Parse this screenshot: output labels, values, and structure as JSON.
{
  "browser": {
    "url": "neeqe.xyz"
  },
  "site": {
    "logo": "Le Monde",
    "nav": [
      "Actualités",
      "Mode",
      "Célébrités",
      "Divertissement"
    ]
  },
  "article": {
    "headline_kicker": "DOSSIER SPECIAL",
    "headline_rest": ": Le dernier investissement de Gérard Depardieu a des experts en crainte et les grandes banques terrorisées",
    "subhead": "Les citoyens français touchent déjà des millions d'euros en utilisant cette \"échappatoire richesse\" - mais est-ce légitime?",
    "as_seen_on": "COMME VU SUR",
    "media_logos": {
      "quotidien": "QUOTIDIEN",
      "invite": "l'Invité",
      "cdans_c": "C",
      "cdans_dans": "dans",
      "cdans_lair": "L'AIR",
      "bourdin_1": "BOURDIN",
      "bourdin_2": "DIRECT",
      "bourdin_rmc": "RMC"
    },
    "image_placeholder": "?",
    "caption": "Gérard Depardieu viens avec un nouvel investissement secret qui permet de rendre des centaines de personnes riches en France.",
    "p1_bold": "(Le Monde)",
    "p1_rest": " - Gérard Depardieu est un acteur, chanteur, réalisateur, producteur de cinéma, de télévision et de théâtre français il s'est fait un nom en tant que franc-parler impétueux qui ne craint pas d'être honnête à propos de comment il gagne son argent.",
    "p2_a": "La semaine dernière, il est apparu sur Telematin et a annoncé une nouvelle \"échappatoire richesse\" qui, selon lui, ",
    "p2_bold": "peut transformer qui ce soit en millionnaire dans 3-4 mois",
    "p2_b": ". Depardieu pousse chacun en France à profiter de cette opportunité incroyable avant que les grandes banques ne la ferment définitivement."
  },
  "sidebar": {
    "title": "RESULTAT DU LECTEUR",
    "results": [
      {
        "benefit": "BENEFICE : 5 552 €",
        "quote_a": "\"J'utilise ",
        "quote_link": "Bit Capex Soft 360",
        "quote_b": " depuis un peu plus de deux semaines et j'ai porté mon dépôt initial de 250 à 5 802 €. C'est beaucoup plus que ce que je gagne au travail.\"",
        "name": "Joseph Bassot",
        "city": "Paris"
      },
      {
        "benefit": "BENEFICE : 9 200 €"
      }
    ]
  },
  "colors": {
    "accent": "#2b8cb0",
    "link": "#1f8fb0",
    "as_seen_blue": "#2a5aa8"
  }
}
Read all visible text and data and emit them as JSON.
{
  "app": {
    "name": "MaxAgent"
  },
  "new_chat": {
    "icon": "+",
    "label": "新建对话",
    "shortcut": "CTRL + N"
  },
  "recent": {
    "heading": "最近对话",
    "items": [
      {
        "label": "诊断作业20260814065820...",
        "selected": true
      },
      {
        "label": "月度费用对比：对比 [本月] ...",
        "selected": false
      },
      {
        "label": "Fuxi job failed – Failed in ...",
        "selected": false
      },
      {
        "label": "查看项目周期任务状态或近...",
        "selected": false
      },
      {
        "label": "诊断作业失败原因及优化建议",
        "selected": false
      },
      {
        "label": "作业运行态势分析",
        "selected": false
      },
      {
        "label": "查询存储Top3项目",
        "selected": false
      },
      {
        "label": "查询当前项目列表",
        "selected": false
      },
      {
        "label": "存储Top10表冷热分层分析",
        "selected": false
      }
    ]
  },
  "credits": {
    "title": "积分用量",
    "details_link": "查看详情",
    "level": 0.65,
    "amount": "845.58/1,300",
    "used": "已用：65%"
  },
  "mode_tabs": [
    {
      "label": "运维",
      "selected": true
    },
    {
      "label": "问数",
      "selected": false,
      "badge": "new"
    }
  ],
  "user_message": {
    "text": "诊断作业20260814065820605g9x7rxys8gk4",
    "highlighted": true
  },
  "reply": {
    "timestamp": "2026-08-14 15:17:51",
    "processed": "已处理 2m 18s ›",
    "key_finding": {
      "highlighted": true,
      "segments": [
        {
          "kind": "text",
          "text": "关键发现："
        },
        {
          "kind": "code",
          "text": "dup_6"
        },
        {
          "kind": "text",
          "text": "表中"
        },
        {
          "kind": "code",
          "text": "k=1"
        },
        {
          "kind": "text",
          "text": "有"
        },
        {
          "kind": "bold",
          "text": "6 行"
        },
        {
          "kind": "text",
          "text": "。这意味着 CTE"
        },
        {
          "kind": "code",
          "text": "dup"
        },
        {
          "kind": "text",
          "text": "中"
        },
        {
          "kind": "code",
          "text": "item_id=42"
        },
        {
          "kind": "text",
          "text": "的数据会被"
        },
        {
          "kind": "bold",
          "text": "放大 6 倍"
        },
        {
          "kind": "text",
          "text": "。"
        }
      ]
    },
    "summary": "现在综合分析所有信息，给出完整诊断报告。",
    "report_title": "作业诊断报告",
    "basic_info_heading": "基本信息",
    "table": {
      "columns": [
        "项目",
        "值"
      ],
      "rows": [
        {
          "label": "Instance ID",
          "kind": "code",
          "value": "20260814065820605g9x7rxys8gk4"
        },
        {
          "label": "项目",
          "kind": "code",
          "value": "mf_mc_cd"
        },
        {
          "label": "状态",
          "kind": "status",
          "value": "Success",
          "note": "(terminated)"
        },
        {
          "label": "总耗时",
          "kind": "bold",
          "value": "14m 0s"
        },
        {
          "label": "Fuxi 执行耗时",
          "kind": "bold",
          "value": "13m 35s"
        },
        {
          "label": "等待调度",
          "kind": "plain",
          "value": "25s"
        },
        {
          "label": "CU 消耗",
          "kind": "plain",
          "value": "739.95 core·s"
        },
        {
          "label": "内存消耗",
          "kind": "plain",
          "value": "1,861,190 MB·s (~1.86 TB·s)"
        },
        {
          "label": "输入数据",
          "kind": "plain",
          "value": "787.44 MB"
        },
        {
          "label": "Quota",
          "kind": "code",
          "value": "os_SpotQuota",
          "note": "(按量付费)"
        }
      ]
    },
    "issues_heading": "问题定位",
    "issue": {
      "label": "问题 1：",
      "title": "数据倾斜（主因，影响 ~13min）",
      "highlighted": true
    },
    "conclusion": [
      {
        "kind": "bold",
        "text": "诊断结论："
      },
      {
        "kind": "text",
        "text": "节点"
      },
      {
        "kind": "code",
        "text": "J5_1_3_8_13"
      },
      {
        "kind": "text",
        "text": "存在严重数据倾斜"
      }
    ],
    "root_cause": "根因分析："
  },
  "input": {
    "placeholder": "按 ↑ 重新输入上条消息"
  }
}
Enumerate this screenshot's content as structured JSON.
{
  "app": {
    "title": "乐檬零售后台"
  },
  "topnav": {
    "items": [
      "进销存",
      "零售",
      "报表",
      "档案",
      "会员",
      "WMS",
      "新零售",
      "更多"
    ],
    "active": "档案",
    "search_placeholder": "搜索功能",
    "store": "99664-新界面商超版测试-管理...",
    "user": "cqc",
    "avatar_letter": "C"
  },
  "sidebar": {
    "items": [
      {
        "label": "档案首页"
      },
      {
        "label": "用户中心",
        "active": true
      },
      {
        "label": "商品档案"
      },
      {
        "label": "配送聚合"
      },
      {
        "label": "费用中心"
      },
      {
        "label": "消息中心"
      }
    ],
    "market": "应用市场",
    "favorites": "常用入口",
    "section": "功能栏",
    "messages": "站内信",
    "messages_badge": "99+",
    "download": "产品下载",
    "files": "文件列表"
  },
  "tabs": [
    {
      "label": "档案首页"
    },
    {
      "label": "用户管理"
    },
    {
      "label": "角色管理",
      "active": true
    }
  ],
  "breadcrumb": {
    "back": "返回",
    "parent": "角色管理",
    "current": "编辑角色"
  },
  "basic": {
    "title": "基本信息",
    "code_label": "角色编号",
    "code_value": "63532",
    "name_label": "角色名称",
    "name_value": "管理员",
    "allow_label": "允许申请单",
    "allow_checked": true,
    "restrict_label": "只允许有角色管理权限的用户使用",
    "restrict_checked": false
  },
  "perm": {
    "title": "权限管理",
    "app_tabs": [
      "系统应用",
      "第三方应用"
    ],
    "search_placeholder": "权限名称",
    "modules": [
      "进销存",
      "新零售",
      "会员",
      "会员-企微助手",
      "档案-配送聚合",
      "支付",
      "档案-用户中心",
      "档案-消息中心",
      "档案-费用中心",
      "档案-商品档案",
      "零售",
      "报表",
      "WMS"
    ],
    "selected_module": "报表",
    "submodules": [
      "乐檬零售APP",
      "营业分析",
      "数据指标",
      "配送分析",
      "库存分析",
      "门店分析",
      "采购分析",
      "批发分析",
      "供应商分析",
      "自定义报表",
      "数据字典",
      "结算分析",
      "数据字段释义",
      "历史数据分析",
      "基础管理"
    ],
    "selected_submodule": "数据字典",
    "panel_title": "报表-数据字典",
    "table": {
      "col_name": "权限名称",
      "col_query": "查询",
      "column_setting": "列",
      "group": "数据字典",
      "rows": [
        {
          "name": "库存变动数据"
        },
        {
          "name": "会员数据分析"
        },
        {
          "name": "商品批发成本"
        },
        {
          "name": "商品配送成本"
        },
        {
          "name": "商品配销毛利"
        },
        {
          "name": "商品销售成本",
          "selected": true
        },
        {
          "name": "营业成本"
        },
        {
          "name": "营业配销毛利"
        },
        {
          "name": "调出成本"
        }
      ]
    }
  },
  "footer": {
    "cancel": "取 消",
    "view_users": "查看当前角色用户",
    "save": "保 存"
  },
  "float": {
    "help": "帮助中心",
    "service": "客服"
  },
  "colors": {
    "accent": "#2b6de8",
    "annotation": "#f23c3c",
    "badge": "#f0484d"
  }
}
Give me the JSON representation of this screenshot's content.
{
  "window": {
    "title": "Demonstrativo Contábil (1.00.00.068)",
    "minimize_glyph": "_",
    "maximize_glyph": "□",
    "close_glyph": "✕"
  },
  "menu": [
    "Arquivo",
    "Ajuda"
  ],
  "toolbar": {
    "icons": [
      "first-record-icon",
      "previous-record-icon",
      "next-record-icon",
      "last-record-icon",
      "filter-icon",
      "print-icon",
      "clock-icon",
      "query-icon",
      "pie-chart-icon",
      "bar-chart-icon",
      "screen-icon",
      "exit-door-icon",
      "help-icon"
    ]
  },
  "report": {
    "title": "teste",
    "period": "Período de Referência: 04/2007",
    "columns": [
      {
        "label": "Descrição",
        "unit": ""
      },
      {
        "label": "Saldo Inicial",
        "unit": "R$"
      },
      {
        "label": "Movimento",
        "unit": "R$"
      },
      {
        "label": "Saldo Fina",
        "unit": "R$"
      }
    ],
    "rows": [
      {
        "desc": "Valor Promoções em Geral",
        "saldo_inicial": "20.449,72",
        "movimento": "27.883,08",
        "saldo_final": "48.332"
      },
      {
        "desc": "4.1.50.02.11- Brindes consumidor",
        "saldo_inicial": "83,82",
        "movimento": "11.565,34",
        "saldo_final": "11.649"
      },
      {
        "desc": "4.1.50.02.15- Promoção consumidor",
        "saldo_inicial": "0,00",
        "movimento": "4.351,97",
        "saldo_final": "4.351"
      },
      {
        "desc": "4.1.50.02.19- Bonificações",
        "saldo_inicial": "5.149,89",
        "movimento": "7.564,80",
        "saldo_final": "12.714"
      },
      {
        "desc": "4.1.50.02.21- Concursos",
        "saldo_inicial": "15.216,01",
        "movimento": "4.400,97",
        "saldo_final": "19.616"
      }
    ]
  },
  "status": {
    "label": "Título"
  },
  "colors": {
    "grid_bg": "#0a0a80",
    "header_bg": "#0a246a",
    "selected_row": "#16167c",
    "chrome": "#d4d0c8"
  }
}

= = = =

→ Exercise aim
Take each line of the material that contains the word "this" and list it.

→ Output of the task
Parse this screenshot: output labels, values, and structure as JSON.
Enumerate this screenshot's content as structured JSON.
Give me the JSON representation of this screenshot's content.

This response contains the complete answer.